# Exercise description
For each record here, output an exact copy.

# Material for this task
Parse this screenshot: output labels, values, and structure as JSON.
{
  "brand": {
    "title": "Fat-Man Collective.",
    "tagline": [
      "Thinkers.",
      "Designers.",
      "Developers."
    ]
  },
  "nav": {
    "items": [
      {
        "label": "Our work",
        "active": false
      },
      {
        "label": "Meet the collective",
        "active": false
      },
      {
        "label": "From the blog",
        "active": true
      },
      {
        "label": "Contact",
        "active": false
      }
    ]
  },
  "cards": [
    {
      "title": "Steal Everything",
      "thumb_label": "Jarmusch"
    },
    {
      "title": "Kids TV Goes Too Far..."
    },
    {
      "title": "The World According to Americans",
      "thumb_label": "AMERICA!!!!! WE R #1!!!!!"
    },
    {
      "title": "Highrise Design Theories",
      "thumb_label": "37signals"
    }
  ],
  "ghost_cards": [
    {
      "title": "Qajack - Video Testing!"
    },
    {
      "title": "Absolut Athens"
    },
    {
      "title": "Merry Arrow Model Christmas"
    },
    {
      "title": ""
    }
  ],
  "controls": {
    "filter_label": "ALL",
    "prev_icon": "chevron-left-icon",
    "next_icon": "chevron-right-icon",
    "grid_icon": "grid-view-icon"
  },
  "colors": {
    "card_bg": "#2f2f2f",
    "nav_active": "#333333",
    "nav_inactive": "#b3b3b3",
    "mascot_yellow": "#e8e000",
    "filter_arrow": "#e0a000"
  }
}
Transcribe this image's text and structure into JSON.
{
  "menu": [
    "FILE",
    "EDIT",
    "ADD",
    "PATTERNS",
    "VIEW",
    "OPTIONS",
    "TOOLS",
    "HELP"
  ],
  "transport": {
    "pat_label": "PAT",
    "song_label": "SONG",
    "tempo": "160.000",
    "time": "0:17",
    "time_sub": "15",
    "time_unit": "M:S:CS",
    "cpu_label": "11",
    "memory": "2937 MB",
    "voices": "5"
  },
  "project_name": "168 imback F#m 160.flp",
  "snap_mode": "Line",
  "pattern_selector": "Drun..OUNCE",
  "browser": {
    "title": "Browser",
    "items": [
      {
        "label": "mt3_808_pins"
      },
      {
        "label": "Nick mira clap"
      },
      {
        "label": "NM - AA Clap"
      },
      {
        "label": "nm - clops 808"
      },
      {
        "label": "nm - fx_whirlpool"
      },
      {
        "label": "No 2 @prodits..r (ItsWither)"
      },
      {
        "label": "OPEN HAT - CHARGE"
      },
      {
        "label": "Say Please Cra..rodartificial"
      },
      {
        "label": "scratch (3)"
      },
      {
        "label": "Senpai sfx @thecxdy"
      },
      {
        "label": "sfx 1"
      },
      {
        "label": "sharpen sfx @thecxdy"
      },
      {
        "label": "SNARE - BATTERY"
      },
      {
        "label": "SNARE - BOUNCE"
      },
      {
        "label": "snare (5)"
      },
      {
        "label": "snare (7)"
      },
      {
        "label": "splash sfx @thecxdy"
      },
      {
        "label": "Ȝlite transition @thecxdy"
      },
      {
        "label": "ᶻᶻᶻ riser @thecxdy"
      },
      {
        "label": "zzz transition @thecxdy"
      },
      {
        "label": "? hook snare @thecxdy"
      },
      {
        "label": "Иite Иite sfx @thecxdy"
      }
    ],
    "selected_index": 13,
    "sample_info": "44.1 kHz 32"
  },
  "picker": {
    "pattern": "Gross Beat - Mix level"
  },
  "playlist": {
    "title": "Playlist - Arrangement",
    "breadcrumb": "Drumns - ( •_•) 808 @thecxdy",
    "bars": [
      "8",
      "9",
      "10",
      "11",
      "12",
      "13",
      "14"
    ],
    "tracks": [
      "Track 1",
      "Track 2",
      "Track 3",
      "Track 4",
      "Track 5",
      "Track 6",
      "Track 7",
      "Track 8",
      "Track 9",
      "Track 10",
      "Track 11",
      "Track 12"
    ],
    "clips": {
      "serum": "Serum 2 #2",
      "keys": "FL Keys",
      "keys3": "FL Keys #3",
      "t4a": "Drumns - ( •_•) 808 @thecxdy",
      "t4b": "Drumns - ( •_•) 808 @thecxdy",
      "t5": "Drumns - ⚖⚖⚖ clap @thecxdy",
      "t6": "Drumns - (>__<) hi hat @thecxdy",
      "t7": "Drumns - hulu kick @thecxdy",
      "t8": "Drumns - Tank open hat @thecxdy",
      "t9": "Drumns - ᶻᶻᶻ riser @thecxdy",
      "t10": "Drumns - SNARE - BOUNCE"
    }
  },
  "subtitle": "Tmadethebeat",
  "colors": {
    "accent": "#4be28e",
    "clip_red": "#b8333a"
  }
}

# Answer box
Parse this screenshot: output labels, values, and structure as JSON.
{
  "brand": {
    "title": "Fat-Man Collective.",
    "tagline": [
      "Thinkers.",
      "Designers.",
      "Developers."
    ]
  },
  "nav": {
    "items": [
      {
        "label": "Our work",
        "active": false
      },
      {
        "label": "Meet the collective",
        "active": false
      },
      {
        "label": "From the blog",
        "active": true
      },
      {
        "label": "Contact",
        "active": false
      }
    ]
  },
  "cards": [
    {
      "title": "Steal Everything",
      "thumb_label": "Jarmusch"
    },
    {
      "title": "Kids TV Goes Too Far..."
    },
    {
      "title": "The World According to Americans",
      "thumb_label": "AMERICA!!!!! WE R #1!!!!!"
    },
    {
      "title": "Highrise Design Theories",
      "thumb_label": "37signals"
    }
  ],
  "ghost_cards": [
    {
      "title": "Qajack - Video Testing!"
    },
    {
      "title": "Absolut Athens"
    },
    {
      "title": "Merry Arrow Model Christmas"
    },
    {
      "title": ""
    }
  ],
  "controls": {
    "filter_label": "ALL",
    "prev_icon": "chevron-left-icon",
    "next_icon": "chevron-right-icon",
    "grid_icon": "grid-view-icon"
  },
  "colors": {
    "card_bg": "#2f2f2f",
    "nav_active": "#333333",
    "nav_inactive": "#b3b3b3",
    "mascot_yellow": "#e8e000",
    "filter_arrow": "#e0a000"
  }
}
Transcribe this image's text and structure into JSON.
{
  "menu": [
    "FILE",
    "EDIT",
    "ADD",
    "PATTERNS",
    "VIEW",
    "OPTIONS",
    "TOOLS",
    "HELP"
  ],
  "transport": {
    "pat_label": "PAT",
    "song_label": "SONG",
    "tempo": "160.000",
    "time": "0:17",
    "time_sub": "15",
    "time_unit": "M:S:CS",
    "cpu_label": "11",
    "memory": "2937 MB",
    "voices": "5"
  },
  "project_name": "168 imback F#m 160.flp",
  "snap_mode": "Line",
  "pattern_selector": "Drun..OUNCE",
  "browser": {
    "title": "Browser",
    "items": [
      {
        "label": "mt3_808_pins"
      },
      {
        "label": "Nick mira clap"
      },
      {
        "label": "NM - AA Clap"
      },
      {
        "label": "nm - clops 808"
      },
      {
        "label": "nm - fx_whirlpool"
      },
      {
        "label": "No 2 @prodits..r (ItsWither)"
      },
      {
        "label": "OPEN HAT - CHARGE"
      },
      {
        "label": "Say Please Cra..rodartificial"
      },
      {
        "label": "scratch (3)"
      },
      {
        "label": "Senpai sfx @thecxdy"
      },
      {
        "label": "sfx 1"
      },
      {
        "label": "sharpen sfx @thecxdy"
      },
      {
        "label": "SNARE - BATTERY"
      },
      {
        "label": "SNARE - BOUNCE"
      },
      {
        "label": "snare (5)"
      },
      {
        "label": "snare (7)"
      },
      {
        "label": "splash sfx @thecxdy"
      },
      {
        "label": "Ȝlite transition @thecxdy"
      },
      {
        "label": "ᶻᶻᶻ riser @thecxdy"
      },
      {
        "label": "zzz transition @thecxdy"
      },
      {
        "label": "? hook snare @thecxdy"
      },
      {
        "label": "Иite Иite sfx @thecxdy"
      }
    ],
    "selected_index": 13,
    "sample_info": "44.1 kHz 32"
  },
  "picker": {
    "pattern": "Gross Beat - Mix level"
  },
  "playlist": {
    "title": "Playlist - Arrangement",
    "breadcrumb": "Drumns - ( •_•) 808 @thecxdy",
    "bars": [
      "8",
      "9",
      "10",
      "11",
      "12",
      "13",
      "14"
    ],
    "tracks": [
      "Track 1",
      "Track 2",
      "Track 3",
      "Track 4",
      "Track 5",
      "Track 6",
      "Track 7",
      "Track 8",
      "Track 9",
      "Track 10",
      "Track 11",
      "Track 12"
    ],
    "clips": {
      "serum": "Serum 2 #2",
      "keys": "FL Keys",
      "keys3": "FL Keys #3",
      "t4a": "Drumns - ( •_•) 808 @thecxdy",
      "t4b": "Drumns - ( •_•) 808 @thecxdy",
      "t5": "Drumns - ⚖⚖⚖ clap @thecxdy",
      "t6": "Drumns - (>__<) hi hat @thecxdy",
      "t7": "Drumns - hulu kick @thecxdy",
      "t8": "Drumns - Tank open hat @thecxdy",
      "t9": "Drumns - ᶻᶻᶻ riser @thecxdy",
      "t10": "Drumns - SNARE - BOUNCE"
    }
  },
  "subtitle": "Tmadethebeat",
  "colors": {
    "accent": "#4be28e",
    "clip_red": "#b8333a"
  }
}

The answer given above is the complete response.